During your next session, see if you can incorporate a “Would you like to guess?” or “Can I guess?” interaction. (Rephrased as appropriate to your character of course!)
This is also a great tool to have in the DM toolbox for when you’re not sure about a story or lore detail and would like help coming up with it.
As a reminder to both players and DMs, you don’t have to get something “right,” and you can always tweak a reveal or story detail as needed later. There’s something really special about lore created in-game—you haven’t over-thought it, and it most often comes directly from your creative center. So take the pressure off of getting it perfect and just share what comes to mind. From there, you can co-create your way to what feels right!
Storyteller, DM, GM
You may have noticed some switching back and forth between Storyteller, DM, and GM in this post. All three terms refer to the person who has prepped the storyline of the game and is facilitating the session for the player. I love the term “Storyteller,” but I worry that using it deemphasizes the player‘s role as a co-storyteller. We want to do everything we can to make sure the player is empowered to be an active participant and narrative driver at the table!
However you call your role at the table, I hope that this post has given you some ideas for co-creating with your partner! Feel free to share any thoughts of questions you have in the comments below!
Live the Adventure
Would you like to escape into an exciting story world that gradually unfolds before you, with surprising twists along the way? What if we combined the extended narrative and intimacy of one-on-one gaming with the lyrical, immersive experience of epic fantasy fiction? What if the story emphasized and invited your engagement, and arrived in your inbox every week? Would you answer the call and join in the adventure?
If this sounds like fun to you, I hope you’ll join me (Beth) for The Tree of Silver, an extended story experience based on our duet game that whisks you along, week after week, on an exciting narrative journey across the magical fantasy world of Eldura? Click here to find out more!
If you like what you’re reading, please consider supporting the blog by purchasing our adventures and supplements in our shop or on DMsGuild or sponsoring us on Patreon.

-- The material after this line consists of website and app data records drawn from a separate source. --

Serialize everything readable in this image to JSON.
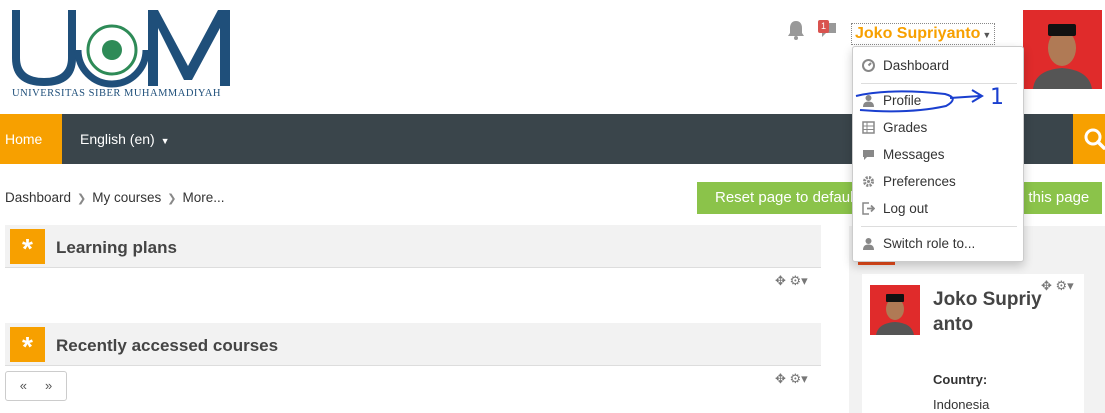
{
  "logo": {
    "letters": "UCM",
    "subtitle": "UNIVERSITAS SIBER MUHAMMADIYAH"
  },
  "header": {
    "username": "Joko Supriyanto",
    "message_count": "1"
  },
  "navbar": {
    "home": "Home",
    "language": "English (en)"
  },
  "breadcrumb": [
    "Dashboard",
    "My courses",
    "More..."
  ],
  "buttons": {
    "reset": "Reset page to default",
    "stop_customising": "Stop customising this page"
  },
  "blocks": {
    "learning_plans": "Learning plans",
    "recent_courses": "Recently accessed courses",
    "pager_prev": "«",
    "pager_next": "»"
  },
  "profile": {
    "name": "Joko Supriyanto",
    "country_label": "Country:",
    "country": "Indonesia"
  },
  "user_menu": {
    "items": [
      {
        "label": "Dashboard",
        "icon": "dashboard-icon"
      },
      {
        "label": "Profile",
        "icon": "user-icon"
      },
      {
        "label": "Grades",
        "icon": "grades-icon"
      },
      {
        "label": "Messages",
        "icon": "messages-icon"
      },
      {
        "label": "Preferences",
        "icon": "gear-icon"
      },
      {
        "label": "Log out",
        "icon": "logout-icon"
      },
      {
        "label": "Switch role to...",
        "icon": "user-icon"
      }
    ]
  },
  "annotation": {
    "text": "1"
  },
  "colors": {
    "accent": "#f7a000",
    "navbar": "#3a454b",
    "green": "#8bc34a",
    "annotation": "#1a3fcf"
  }
}
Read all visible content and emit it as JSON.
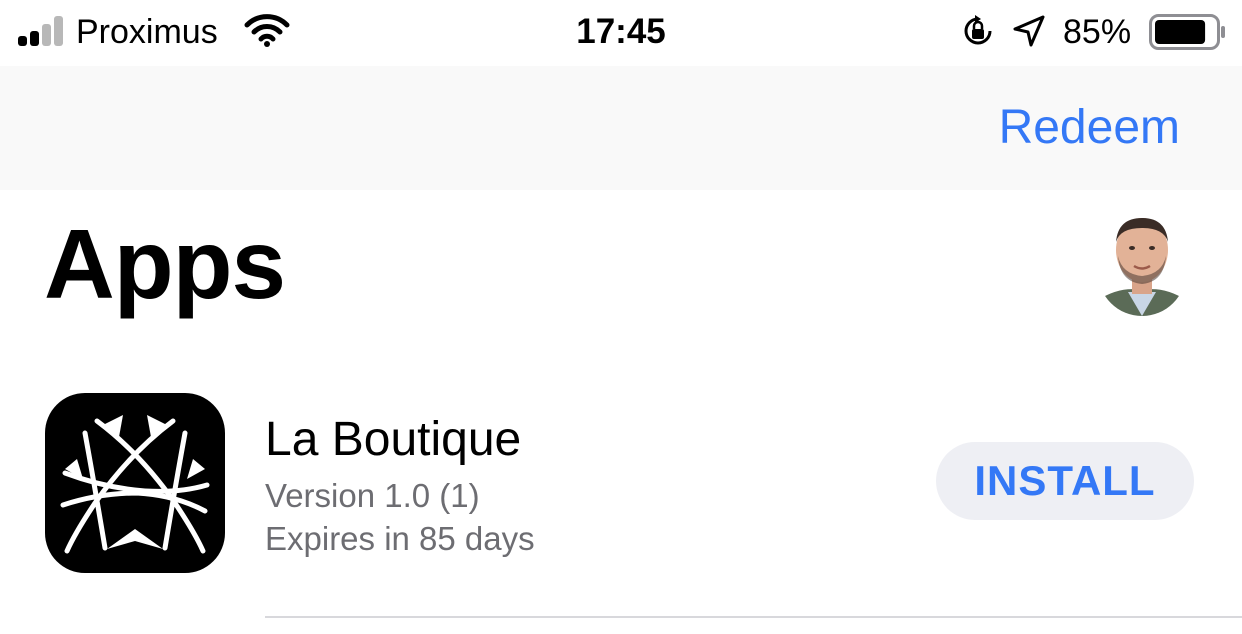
{
  "status_bar": {
    "carrier": "Proximus",
    "time": "17:45",
    "battery_percent": "85%",
    "battery_level": 0.85,
    "signal_bars_filled": 2,
    "signal_bars_total": 4,
    "icons": [
      "signal-icon",
      "wifi-icon",
      "rotation-lock-icon",
      "location-arrow-icon",
      "battery-icon"
    ]
  },
  "nav": {
    "redeem_label": "Redeem"
  },
  "page": {
    "title": "Apps",
    "avatar": "profile-avatar"
  },
  "apps": [
    {
      "name": "La Boutique",
      "version": "Version 1.0 (1)",
      "expiry": "Expires in 85 days",
      "action_label": "INSTALL",
      "icon": "la-boutique-app-icon"
    }
  ],
  "colors": {
    "accent": "#3478f6",
    "secondary_text": "#6d6d72",
    "button_bg": "#eeeff4",
    "nav_bg": "#f9f9f9"
  }
}
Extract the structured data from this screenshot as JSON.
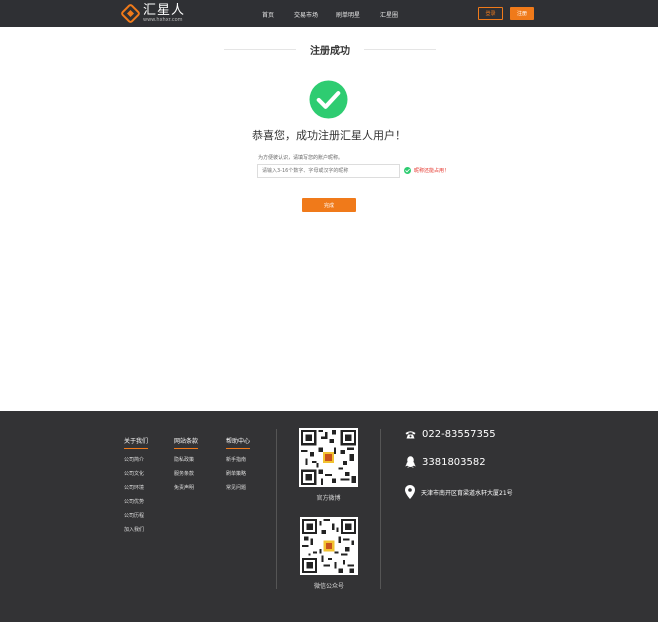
{
  "header": {
    "logo_name": "汇星人",
    "logo_url": "www.hxhxr.com",
    "nav": [
      "首页",
      "交易市场",
      "刷单明星",
      "汇星圈"
    ],
    "login_label": "登录",
    "register_label": "注册"
  },
  "main": {
    "title": "注册成功",
    "congrats": "恭喜您，成功注册汇星人用户！",
    "hint": "为方便彼认识，请填写您的账户昵称。",
    "input_placeholder": "请输入3-16个数字、字母或汉字的昵称",
    "ok_message": "昵称还能占用！",
    "done_label": "完成"
  },
  "footer": {
    "columns": [
      {
        "title": "关于我们",
        "items": [
          "公司简介",
          "公司文化",
          "公司环境",
          "公司优势",
          "公司历程",
          "加入我们"
        ]
      },
      {
        "title": "网站条款",
        "items": [
          "隐私政策",
          "服务条款",
          "免责声明"
        ]
      },
      {
        "title": "帮助中心",
        "items": [
          "新手指南",
          "刷单策略",
          "常见问题"
        ]
      }
    ],
    "qr_weibo_caption": "官方微博",
    "qr_wechat_caption": "微信公众号",
    "phone": "022-83557355",
    "qq": "3381803582",
    "address": "天津市南开区育梁道水轩大厦21号"
  },
  "colors": {
    "accent": "#f07a1a",
    "header_bg": "#2f3034",
    "footer_bg": "#333335",
    "success": "#2ecc71",
    "error": "#e5332a"
  }
}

We’d also love for you to follow us on Twitter and Instagram. We appreciate you so much! Thank you for reading. – Beth and Jonathan